Each entry below should be given again exactly; the pictures stay out.

- Opening Delimiter -

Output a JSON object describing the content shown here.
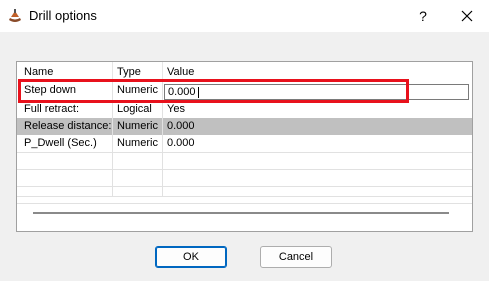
{
  "window": {
    "title": "Drill options",
    "help_label": "?",
    "close_label": "×"
  },
  "table": {
    "columns": [
      "Name",
      "Type",
      "Value"
    ],
    "rows": [
      {
        "name": "Step down",
        "type": "Numeric",
        "value": "0.000",
        "editing": true
      },
      {
        "name": "Full retract:",
        "type": "Logical",
        "value": "Yes"
      },
      {
        "name": "Release distance:",
        "type": "Numeric",
        "value": "0.000",
        "selected": true
      },
      {
        "name": "P_Dwell (Sec.)",
        "type": "Numeric",
        "value": "0.000"
      }
    ]
  },
  "buttons": {
    "ok": "OK",
    "cancel": "Cancel"
  },
  "colors": {
    "highlight_border": "#e8111c",
    "selected_row": "#c0c0c0",
    "ok_border": "#0067c0"
  }
}
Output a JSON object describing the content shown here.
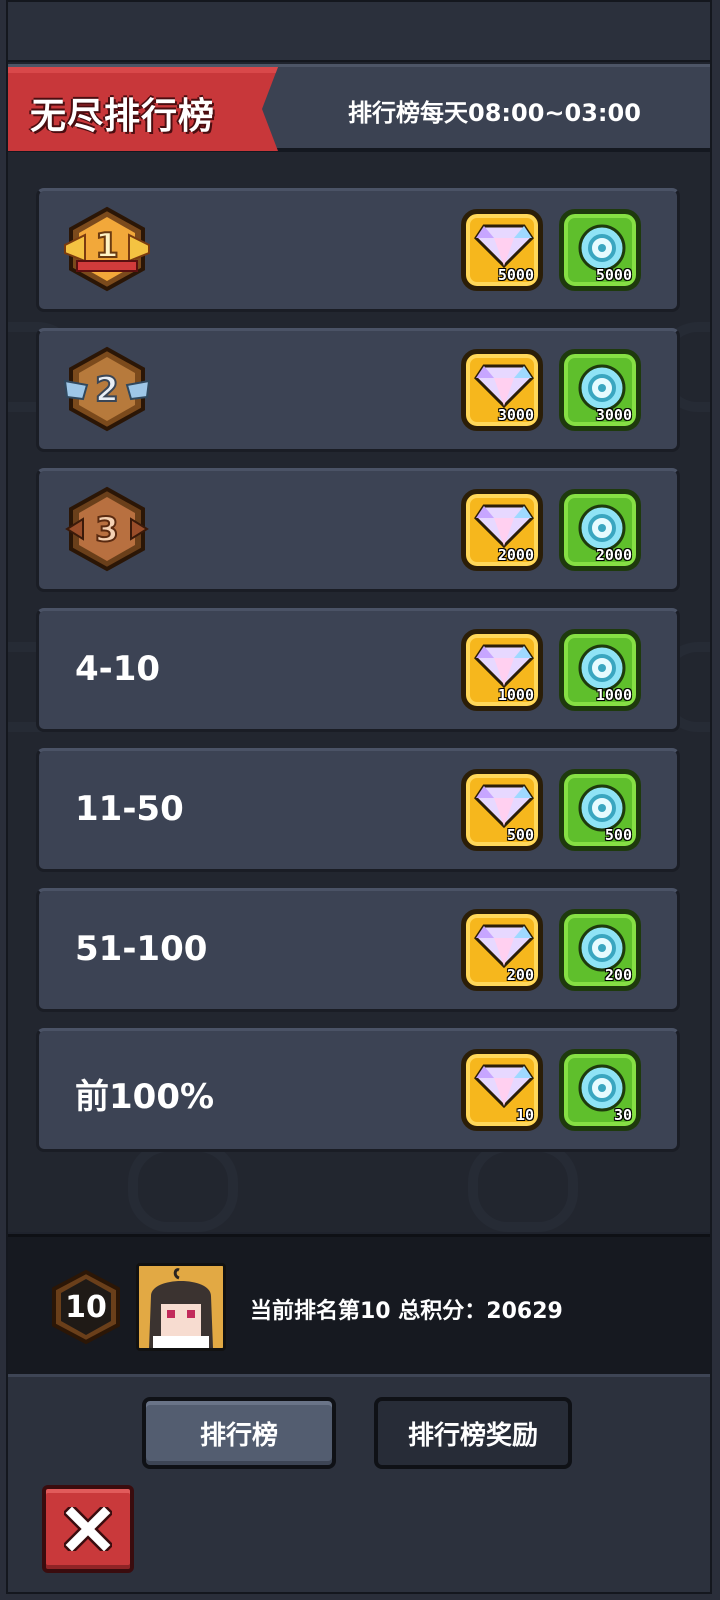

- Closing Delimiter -

TASK SOLUTION –
Output a JSON object describing the content shown here.
{
  "window": {
    "title": "Drill options",
    "help_label": "?",
    "close_label": "×"
  },
  "table": {
    "columns": [
      "Name",
      "Type",
      "Value"
    ],
    "rows": [
      {
        "name": "Step down",
        "type": "Numeric",
        "value": "0.000",
        "editing": true
      },
      {
        "name": "Full retract:",
        "type": "Logical",
        "value": "Yes"
      },
      {
        "name": "Release distance:",
        "type": "Numeric",
        "value": "0.000",
        "selected": true
      },
      {
        "name": "P_Dwell (Sec.)",
        "type": "Numeric",
        "value": "0.000"
      }
    ]
  },
  "buttons": {
    "ok": "OK",
    "cancel": "Cancel"
  },
  "colors": {
    "highlight_border": "#e8111c",
    "selected_row": "#c0c0c0",
    "ok_border": "#0067c0"
  }
}
Output a JSON object describing the content shown here.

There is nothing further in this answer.